This interview by Anne-Sophie Clulow Garrigou was published in The Beam #1. We were lucky enough to speak with Professor Claudia Kemfert, head of the Department of Energy, Transportation and Environment at the German Institute for Economic Research, and Professor of Energy Economics and Sustainability at the Hertie School of Governance in Berlin. Here she shares her hopes and concerns with us about the future of renewable energy. Subscribe now to read more on the subject.
The Beam: Where are we now in terms of energy transition? Which country would you say is on the right track, and where could it be improved?
Prof. Claudia Kemfert: Denmark is quite far in its energy transition, with increasing shares of wind energy and an intended reduction of fossil fuels. Norway and Austria both have a high share of renewable hydro energy. China and USA both invest a lot in renewable energy and intend to substantially reduce their share of coal. Germany has done a lot but must do more especially to reduce the share of coal and increase the share of renewable energy. Much more has to be done to save energy and make transportation more sustainable and climate-friendly.
What are the German efforts in reducing CO2 emissions in comparison with other countries? Is Germany still an international pioneer?
Germany is one of the pioneers — but not the leading one — as it managed to reduce emissions by 32 percent in comparison to 1990. But the intended emissions reduction of minus 40 by 2020 will most likely not be met because of the still high share of coal and the missing strategies for sustainable and climate-friendly transportation and energy saving.
What are the main obstacles to the development of renewable energy sources today?
An energy system, which is based primarily on renewable energy, will be more decentralized, more dynamic, flexible and smart than the previous one based on conventional energy. All kinds of flexibility options are necessary such as dynamic real-time price information, demand side responses as well as more dynamic supply and demand reactions. We need smart grids, virtual power plants, demand-side mechanism, and storage. To implement all these changes a clever market design is crucial. This, however, is difficult to implement in a conventional energy system. The old system is not the new system. The old system has incentives to hinder an effective change towards the new system. That is a big obstacle.
What kinds of general trends have you seen in the renewable industry that stand out to you?

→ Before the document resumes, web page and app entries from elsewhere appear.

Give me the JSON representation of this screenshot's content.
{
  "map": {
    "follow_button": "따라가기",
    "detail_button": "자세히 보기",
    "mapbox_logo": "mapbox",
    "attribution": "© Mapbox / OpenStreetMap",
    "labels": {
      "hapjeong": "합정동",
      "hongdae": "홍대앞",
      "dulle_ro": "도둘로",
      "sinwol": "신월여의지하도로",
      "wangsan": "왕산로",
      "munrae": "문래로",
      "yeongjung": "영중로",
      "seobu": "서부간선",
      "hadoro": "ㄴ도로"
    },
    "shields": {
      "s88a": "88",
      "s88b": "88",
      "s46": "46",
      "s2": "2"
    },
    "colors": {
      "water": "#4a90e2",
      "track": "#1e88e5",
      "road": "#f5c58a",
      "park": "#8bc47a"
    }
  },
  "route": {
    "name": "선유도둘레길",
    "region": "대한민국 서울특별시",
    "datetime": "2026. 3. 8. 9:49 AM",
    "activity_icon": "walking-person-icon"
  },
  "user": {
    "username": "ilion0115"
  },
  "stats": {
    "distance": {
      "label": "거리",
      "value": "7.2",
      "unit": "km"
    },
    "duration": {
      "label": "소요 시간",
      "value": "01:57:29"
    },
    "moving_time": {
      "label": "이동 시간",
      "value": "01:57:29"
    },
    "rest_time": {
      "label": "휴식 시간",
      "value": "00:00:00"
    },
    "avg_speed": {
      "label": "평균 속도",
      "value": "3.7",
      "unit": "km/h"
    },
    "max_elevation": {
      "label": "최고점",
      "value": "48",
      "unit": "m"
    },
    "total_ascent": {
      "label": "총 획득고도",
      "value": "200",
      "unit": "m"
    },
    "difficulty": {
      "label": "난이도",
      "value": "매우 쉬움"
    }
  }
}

One major and impressive trend is still today the learning curve effect because of technological improvements and economies of scale. There will be more technological innovation towards flexibility mechanisms such as smart grids and storage based on renewable energy.
What are your main challenges in your work as an economist in renewable energy?
Economists look at how the economy can be regulated in order to act in a more sustainable way. Market regulation is necessary to get a more sustainable market, a more sustainable future. We need a new and better system to act in a more sustainable way. We need to move the market towards renewable energy — sustainable mobility and also energy saving. We need to get the prices right — and fair. Fossil fuels are still globally heavily subsidized causing a disadvantage to renewable energy. We have to reduce fossil fuel subsidies soon.
As an economist and professor, how do you think we can make renewable energy “sexier” than it is today for the general public?
A clever framework and political mechanisms are always necessary in order to improve the system. In my opinion, economists are crucial for this as they assess the economic consequences of climate policy and guide the politicians towards a more effective framework. Climate change is a severe problem. We need to reduce emissions and reduce reliance on fossil fuels by developing alternative technologies; for example, renewable energy or alternative fuels or more energy saving all need a framework. After the Paris agreement on climate change, the public is interested in solutions. Energy and climate change economists can provide transparency.
What is the economic cost of climate change according to your expertise?
The costs of climate change are huge, as several reports have shown. The economic chances of climate protection are huge, as there will be massive investment in innovative technology like renewable energy , smart grids, storage of energy efficiency technology, and jobs. Energy saving investment causes a double dividend as energy costs are reduced and the competitiveness of the whole economy is improved. In addition, the investment in regional economy is beneficial.